With nothing added and nothing dropped, copy the entire listing.
↓
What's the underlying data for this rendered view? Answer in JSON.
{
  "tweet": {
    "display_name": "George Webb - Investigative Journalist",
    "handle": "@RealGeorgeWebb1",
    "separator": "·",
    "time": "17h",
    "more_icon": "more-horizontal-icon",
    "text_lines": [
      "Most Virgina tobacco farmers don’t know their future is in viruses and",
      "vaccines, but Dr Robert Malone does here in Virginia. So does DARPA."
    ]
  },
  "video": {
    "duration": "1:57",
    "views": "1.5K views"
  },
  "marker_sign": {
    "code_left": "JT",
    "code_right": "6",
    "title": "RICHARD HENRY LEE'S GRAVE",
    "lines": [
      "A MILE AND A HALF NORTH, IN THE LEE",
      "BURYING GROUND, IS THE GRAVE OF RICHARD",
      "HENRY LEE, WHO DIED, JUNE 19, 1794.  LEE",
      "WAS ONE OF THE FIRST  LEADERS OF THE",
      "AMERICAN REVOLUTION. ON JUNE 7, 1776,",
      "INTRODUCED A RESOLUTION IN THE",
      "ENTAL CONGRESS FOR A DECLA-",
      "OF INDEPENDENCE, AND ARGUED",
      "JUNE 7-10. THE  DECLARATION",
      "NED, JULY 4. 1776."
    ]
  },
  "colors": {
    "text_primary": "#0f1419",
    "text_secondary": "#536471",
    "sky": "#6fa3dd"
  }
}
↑
→ Reply to the exercise
What's the underlying data for this rendered view? Answer in JSON.
{
  "tweet": {
    "display_name": "George Webb - Investigative Journalist",
    "handle": "@RealGeorgeWebb1",
    "separator": "·",
    "time": "17h",
    "more_icon": "more-horizontal-icon",
    "text_lines": [
      "Most Virgina tobacco farmers don’t know their future is in viruses and",
      "vaccines, but Dr Robert Malone does here in Virginia. So does DARPA."
    ]
  },
  "video": {
    "duration": "1:57",
    "views": "1.5K views"
  },
  "marker_sign": {
    "code_left": "JT",
    "code_right": "6",
    "title": "RICHARD HENRY LEE'S GRAVE",
    "lines": [
      "A MILE AND A HALF NORTH, IN THE LEE",
      "BURYING GROUND, IS THE GRAVE OF RICHARD",
      "HENRY LEE, WHO DIED, JUNE 19, 1794.  LEE",
      "WAS ONE OF THE FIRST  LEADERS OF THE",
      "AMERICAN REVOLUTION. ON JUNE 7, 1776,",
      "INTRODUCED A RESOLUTION IN THE",
      "ENTAL CONGRESS FOR A DECLA-",
      "OF INDEPENDENCE, AND ARGUED",
      "JUNE 7-10. THE  DECLARATION",
      "NED, JULY 4. 1776."
    ]
  },
  "colors": {
    "text_primary": "#0f1419",
    "text_secondary": "#536471",
    "sky": "#6fa3dd"
  }
}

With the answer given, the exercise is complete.